DATA SECTION -
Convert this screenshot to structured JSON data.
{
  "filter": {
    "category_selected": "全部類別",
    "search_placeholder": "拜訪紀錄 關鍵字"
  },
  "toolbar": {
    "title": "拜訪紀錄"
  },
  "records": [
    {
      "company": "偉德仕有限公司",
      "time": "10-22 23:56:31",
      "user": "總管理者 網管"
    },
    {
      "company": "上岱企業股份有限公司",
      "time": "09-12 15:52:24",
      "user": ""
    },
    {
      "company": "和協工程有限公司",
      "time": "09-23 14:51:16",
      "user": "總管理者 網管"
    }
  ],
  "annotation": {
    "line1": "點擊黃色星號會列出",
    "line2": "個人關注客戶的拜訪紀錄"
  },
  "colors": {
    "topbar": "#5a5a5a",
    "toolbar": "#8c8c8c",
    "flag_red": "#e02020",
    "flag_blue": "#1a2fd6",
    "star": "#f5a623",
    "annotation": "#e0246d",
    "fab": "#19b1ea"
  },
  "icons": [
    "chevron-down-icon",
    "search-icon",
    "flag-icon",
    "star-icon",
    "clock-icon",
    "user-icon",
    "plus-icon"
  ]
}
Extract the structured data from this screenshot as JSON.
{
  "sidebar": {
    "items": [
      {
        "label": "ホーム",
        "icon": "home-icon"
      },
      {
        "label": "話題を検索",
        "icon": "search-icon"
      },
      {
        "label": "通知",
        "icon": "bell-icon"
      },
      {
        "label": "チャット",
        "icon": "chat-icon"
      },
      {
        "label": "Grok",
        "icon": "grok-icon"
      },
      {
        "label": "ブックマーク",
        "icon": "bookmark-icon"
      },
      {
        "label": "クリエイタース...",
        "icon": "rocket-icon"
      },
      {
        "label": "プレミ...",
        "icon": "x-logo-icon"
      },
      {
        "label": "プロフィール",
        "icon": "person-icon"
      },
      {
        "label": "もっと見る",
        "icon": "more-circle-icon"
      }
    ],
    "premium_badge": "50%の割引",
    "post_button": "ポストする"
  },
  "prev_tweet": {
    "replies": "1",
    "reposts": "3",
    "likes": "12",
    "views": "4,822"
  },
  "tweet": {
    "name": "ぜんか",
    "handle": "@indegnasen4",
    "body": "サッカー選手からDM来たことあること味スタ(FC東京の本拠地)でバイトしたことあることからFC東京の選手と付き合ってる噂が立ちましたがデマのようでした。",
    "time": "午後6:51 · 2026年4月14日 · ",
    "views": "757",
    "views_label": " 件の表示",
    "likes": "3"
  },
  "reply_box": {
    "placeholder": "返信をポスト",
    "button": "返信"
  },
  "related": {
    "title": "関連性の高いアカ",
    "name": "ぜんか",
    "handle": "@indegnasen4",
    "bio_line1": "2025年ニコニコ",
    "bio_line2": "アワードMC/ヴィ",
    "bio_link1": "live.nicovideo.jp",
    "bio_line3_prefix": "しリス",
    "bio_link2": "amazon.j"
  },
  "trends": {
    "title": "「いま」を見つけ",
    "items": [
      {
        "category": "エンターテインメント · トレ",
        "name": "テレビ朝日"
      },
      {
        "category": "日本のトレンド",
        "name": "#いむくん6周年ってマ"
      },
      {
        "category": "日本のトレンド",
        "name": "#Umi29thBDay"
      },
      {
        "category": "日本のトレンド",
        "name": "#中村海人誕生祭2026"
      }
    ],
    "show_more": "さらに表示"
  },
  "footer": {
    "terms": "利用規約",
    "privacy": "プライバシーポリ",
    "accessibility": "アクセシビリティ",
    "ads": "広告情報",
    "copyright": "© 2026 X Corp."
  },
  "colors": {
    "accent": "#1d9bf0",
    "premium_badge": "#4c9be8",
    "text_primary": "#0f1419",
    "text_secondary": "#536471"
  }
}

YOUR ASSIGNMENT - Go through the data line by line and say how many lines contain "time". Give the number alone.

ANSWER BELOW - 4